Project Development, Wind Power

U.S. National Lab to Stimulate Wind Power

One of the national laboratories of the U.S. Department of Energy will purchase wind energy to stimulate the market for green power in New Mexico.

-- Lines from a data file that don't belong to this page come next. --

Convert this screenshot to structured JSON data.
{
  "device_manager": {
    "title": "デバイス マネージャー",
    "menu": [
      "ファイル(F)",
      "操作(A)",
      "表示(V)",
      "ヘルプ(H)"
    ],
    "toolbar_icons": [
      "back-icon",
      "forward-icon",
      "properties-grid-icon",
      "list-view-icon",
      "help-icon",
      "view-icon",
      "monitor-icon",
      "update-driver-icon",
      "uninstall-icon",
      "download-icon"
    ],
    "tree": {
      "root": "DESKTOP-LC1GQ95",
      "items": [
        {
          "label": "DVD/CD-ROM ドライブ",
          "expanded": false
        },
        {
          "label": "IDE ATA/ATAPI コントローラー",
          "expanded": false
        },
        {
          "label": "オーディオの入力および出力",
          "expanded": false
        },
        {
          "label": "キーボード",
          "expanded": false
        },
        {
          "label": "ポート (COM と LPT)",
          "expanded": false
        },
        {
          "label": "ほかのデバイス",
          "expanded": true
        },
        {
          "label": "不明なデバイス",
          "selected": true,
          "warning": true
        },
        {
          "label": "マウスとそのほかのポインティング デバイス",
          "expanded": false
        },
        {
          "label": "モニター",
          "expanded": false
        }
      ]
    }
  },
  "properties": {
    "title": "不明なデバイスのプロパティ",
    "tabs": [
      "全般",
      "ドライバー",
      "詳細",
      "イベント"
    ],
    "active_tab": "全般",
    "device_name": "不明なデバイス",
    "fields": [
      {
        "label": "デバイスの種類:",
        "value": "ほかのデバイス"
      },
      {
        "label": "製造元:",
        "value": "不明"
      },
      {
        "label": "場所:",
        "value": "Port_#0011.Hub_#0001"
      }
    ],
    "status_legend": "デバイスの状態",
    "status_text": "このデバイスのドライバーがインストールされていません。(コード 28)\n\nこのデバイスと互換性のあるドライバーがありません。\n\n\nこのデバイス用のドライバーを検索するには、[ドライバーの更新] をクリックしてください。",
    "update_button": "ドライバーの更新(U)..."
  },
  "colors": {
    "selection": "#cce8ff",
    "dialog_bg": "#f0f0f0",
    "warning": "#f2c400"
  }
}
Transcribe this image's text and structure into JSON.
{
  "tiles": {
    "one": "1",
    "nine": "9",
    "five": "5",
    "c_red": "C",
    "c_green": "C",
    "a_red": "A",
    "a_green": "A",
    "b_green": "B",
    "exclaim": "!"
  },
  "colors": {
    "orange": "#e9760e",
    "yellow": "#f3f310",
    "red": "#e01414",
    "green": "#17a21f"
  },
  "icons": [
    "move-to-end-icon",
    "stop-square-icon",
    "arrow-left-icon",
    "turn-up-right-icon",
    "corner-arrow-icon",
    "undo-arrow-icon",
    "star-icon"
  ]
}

ALBUQUERQUE, New Mexico – Sandia National Laboratories (SNL) has contracted to purchase electricity from an existing turbine near Clovis. The power will be purchased through DOE’s Albuquerque Operations Office and will provide power for 6 percent of the Waste Isolation Pilot Plant (WIPP) total electric services requirement. “We intend to purchase 1 megawatt of wind-generated power in 2001, ramping up to 10 MW of renewable power within ten years,” says SNL executive vice-president Joan Woodard. “Sandia’s purchase of this wind-generated power should promote wind development in New Mexico, provide economic and environmental benefits, and help meet DOE’s goals as well as our nation’s.” “We hope to encourage other government and private sector purchasers to join us in expanding the role of renewable energy,” she adds. The purchase agreement is for a ten year term and the wind power sources will be competitively selected. SNL’s purchase will prompt the installation of an additional turbine and should stimulate further economic development in the state. Xcel Energy’s Southwestern Public Service Company, through its Windsource program, will deliver energy produced by both turbines. “It is fantastic that we collectively brought this renewable resource acquisition to fruition,” adds DOE’s Michael Loera. “Not only are we furthering the State of New Mexico’s economic development initiatives, but we have set forth a benchmark whereby we can continue to measure, apply and improve our contracting techniques to foster renewable resource acquisitions in New Mexico, Nevada and Texas.” New Mexico is assessed as the 12th windiest state in the U.S. and, according to a DOE study, is capable of producing more than ten times the current state electricity consumption. “The wind blows everywhere sometimes,” says SNL senior scientist Al Zelicoff. “With multiple wind turbines in enough places, electricity can be sent from one location to another, including Albuquerque and buyers out-of-state.” “The need for cleaner technologies is unquestioned,” he adds. “Hundreds of tons of carbon dioxide are produced yearly for every house using conventionally generated electricity. In 20 years, there will be twice as much material from human activity going into the atmosphere from the generation of electricity alone, unless we seek cleaner methods.” The economic growth in developing countries with large populations has implications for electricity demand, and officials predict that emissions will increase unless renewable energy can generate more of that power. The SNL purchase responds to a DOE mandate to use renewable resources to generate 7.5 percent of the electricity used at DOE sites by 2010. The premium cost for green power will be paid from SNL’s savings from energy conservation efforts, thereby requiring no additional tax dollars. Electricity generated from fossil fuels costs 3 cents/kWh, almost half the cost of wind power. DOE predicts the market for wind power to be fully competitive in many regions of the United States before 2010. Wind power currently installed in California generates more than 1 gigawatt (1 billion watts) from turbines, and Texas expects to generate 2 GW of renewable power, mostly wind, by 2008. Developments in turbines involve the use of larger and taller units, and better manufacturing processes are creating stronger blades. “In Europe, wind generators are installed in relatively small groups on plots of public land and considered things of beauty,” says Zelicoff. “People love them.” The SNL laboratory is operated by Lockheed Martin for the DOE. Its main facilities are located in Albuquerque and Livermore, California.